“Ach!” and “Vach!” Greeks would exclaim. These, I found, were for joy.
“Adeh!” or Aman!” – when someone has been annoyed. Or an “Och!” for a deep pain in the soul (a mime of a stab of the fist into the heart usually needed to accompany this particular sound).
“Po po po…” – when someone is lost for words.
“Re!” and “Vre!” used pretty much constantly, at the beginning or end of any sentence. Just because. And always theatrical sighs when speaking – sighs that had to empty the whole lungs, with a great long rasp.
But with all these hurdles that seemed to be put in front of us students: the language posing as an enemy, a beast not wishing to be tamed or understood; with all the hostility the language provided in direct contrast to the openness of the country, the clear atmosphere, the endless deep blue air; every one of us in the class quite perceptibly and discernibly improved. For me I was at last able to understand the people I had met here in Corfu: the lives they led, how they talked to me and to each other, their personalities. Up until then, every interaction I’d had was based on just some kind of assumption of mine. Whether they were being kind, whether they were corteous or hateful, whether I was being laughed at or helped.
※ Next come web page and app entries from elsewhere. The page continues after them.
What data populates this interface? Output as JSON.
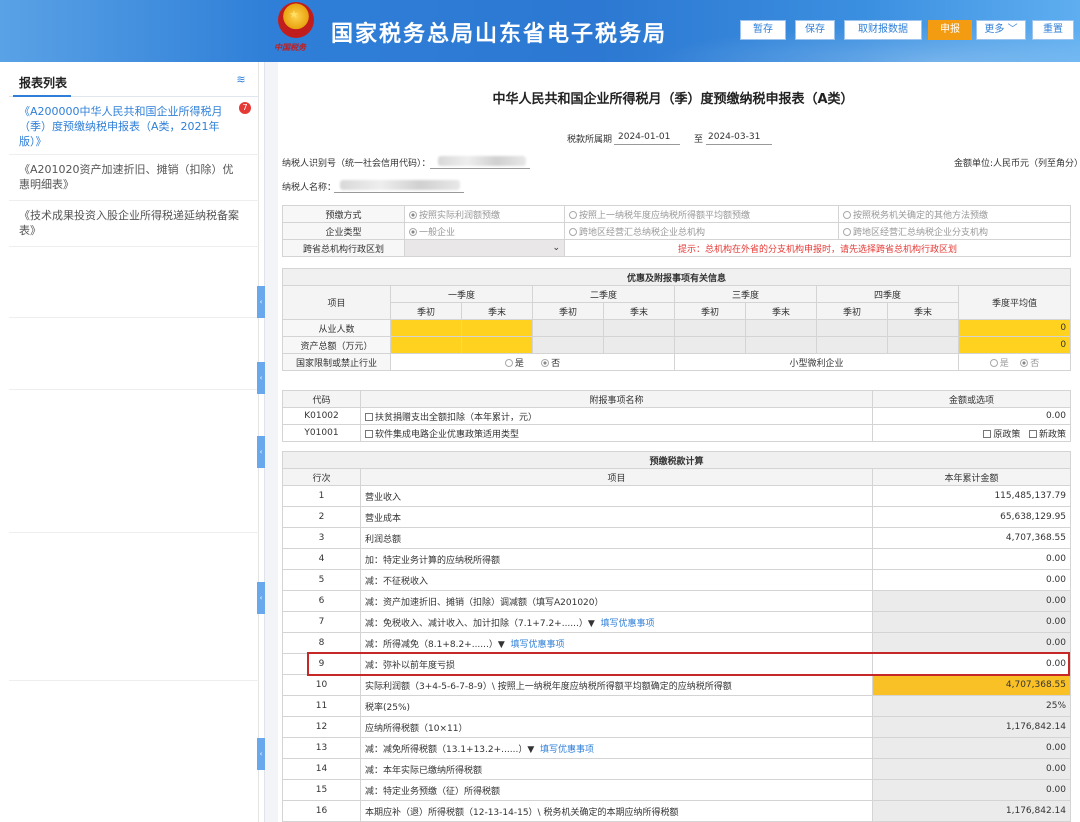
{
  "header": {
    "title": "国家税务总局山东省电子税务局",
    "emblem_sub": "中国税务",
    "buttons": {
      "hold": "暂存",
      "save": "保存",
      "fetch": "取财报数据",
      "declare": "申报",
      "more": "更多",
      "reset": "重置"
    }
  },
  "sidebar": {
    "title": "报表列表",
    "badge": "7",
    "items": [
      {
        "label": "《A200000中华人民共和国企业所得税月（季）度预缴纳税申报表（A类，2021年版）》"
      },
      {
        "label": "《A201020资产加速折旧、摊销（扣除）优惠明细表》"
      },
      {
        "label": "《技术成果投资入股企业所得税递延纳税备案表》"
      }
    ]
  },
  "form": {
    "title": "中华人民共和国企业所得税月（季）度预缴纳税申报表（A类）",
    "period_label": "税款所属期",
    "period_start": "2024-01-01",
    "period_to": "至",
    "period_end": "2024-03-31",
    "taxpayer_id_label": "纳税人识别号（统一社会信用代码）：",
    "taxpayer_name_label": "纳税人名称：",
    "unit_label": "金额单位:人民币元（列至角分）"
  },
  "basic": {
    "method_label": "预缴方式",
    "method_options": [
      "按照实际利润额预缴",
      "按照上一纳税年度应纳税所得额平均额预缴",
      "按照税务机关确定的其他方法预缴"
    ],
    "type_label": "企业类型",
    "type_options": [
      "一般企业",
      "跨地区经营汇总纳税企业总机构",
      "跨地区经营汇总纳税企业分支机构"
    ],
    "region_label": "跨省总机构行政区划",
    "region_hint": "提示：总机构在外省的分支机构申报时，请先选择跨省总机构行政区划"
  },
  "pref": {
    "section_title": "优惠及附报事项有关信息",
    "col_item": "项目",
    "quarters": [
      "一季度",
      "二季度",
      "三季度",
      "四季度"
    ],
    "q_start": "季初",
    "q_end": "季末",
    "avg_label": "季度平均值",
    "employees_label": "从业人数",
    "employees_avg": "0",
    "assets_label": "资产总额（万元）",
    "assets_avg": "0",
    "restricted_label": "国家限制或禁止行业",
    "restricted_yes": "是",
    "restricted_no": "否",
    "small_label": "小型微利企业",
    "small_yes": "是",
    "small_no": "否"
  },
  "attach": {
    "col_code": "代码",
    "col_name": "附报事项名称",
    "col_amount": "金额或选项",
    "rows": [
      {
        "code": "K01002",
        "name": "扶贫捐赠支出全额扣除（本年累计，元）",
        "value": "0.00"
      },
      {
        "code": "Y01001",
        "name": "软件集成电路企业优惠政策适用类型",
        "opt1": "原政策",
        "opt2": "新政策"
      }
    ]
  },
  "calc": {
    "section_title": "预缴税款计算",
    "col_line": "行次",
    "col_item": "项目",
    "col_amount": "本年累计金额",
    "fill_pref": "填写优惠事项",
    "rows": [
      {
        "line": "1",
        "item": "营业收入",
        "amount": "115,485,137.79"
      },
      {
        "line": "2",
        "item": "营业成本",
        "amount": "65,638,129.95"
      },
      {
        "line": "3",
        "item": "利润总额",
        "amount": "4,707,368.55"
      },
      {
        "line": "4",
        "item": "加：特定业务计算的应纳税所得额",
        "amount": "0.00"
      },
      {
        "line": "5",
        "item": "减：不征税收入",
        "amount": "0.00"
      },
      {
        "line": "6",
        "item": "减：资产加速折旧、摊销（扣除）调减额（填写A201020）",
        "amount": "0.00"
      },
      {
        "line": "7",
        "item": "减：免税收入、减计收入、加计扣除（7.1+7.2+......）▼",
        "amount": "0.00"
      },
      {
        "line": "8",
        "item": "减：所得减免（8.1+8.2+......）▼",
        "amount": "0.00"
      },
      {
        "line": "9",
        "item": "减：弥补以前年度亏损",
        "amount": "0.00"
      },
      {
        "line": "10",
        "item": "实际利润额（3+4-5-6-7-8-9）\\ 按照上一纳税年度应纳税所得额平均额确定的应纳税所得额",
        "amount": "4,707,368.55"
      },
      {
        "line": "11",
        "item": "税率(25%)",
        "amount": "25%"
      },
      {
        "line": "12",
        "item": "应纳所得税额（10×11）",
        "amount": "1,176,842.14"
      },
      {
        "line": "13",
        "item": "减：减免所得税额（13.1+13.2+......）▼",
        "amount": "0.00"
      },
      {
        "line": "14",
        "item": "减：本年实际已缴纳所得税额",
        "amount": "0.00"
      },
      {
        "line": "15",
        "item": "减：特定业务预缴（征）所得税额",
        "amount": "0.00"
      },
      {
        "line": "16",
        "item": "本期应补（退）所得税额（12-13-14-15）\\ 税务机关确定的本期应纳所得税额",
        "amount": "1,176,842.14"
      }
    ]
  }
}
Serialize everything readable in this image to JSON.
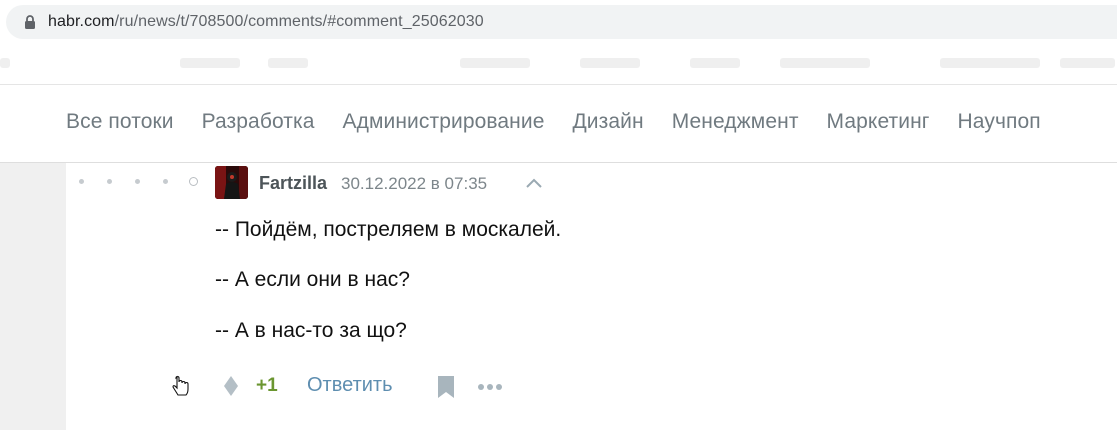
{
  "browser": {
    "url_host": "habr.com",
    "url_path": "/ru/news/t/708500/comments/#comment_25062030"
  },
  "nav": {
    "items": [
      "Все потоки",
      "Разработка",
      "Администрирование",
      "Дизайн",
      "Менеджмент",
      "Маркетинг",
      "Научпоп"
    ]
  },
  "comment": {
    "author": "Fartzilla",
    "date": "30.12.2022 в 07:35",
    "lines": [
      "-- Пойдём, постреляем в москалей.",
      "-- А если они в нас?",
      "-- А в нас-то за що?"
    ],
    "score": "+1",
    "reply_label": "Ответить"
  },
  "colors": {
    "nav_text": "#707a80",
    "score_green": "#6b9630",
    "reply_blue": "#5e8eb0"
  }
}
Each person’s personal disposition was all of my own invention. Now at least I understood what they were saying, I could put an essence and an individuality to a face, to a voice.
And others grew too… One evening, as class packed-up and the rain of dust fell in the shafts of Corfu’s late sun coming through the school shutters, Lyudmila, the shy Ukranian, always the first out, suddenly stopped in the doorway. She hesitated and then turned. A pause. She looked at us all, really for the first time, a long slow moment. “Kalispera everyone” she finally said. She looked, slightly terrified, and then the briefest sweet smile flickered on her face before she turned quickly and fluttered out through the large wooden main school doors. We all looked to one another other, and smiled. Maria clutched her heart with pride. A sound at the back made us turn round. There was Keith, still in his bright yellow t-shirt, staring at his language book. Still lost. He looked up at us with sad eyes.
“Er…could we try that alphabet thing again one more time next week…?”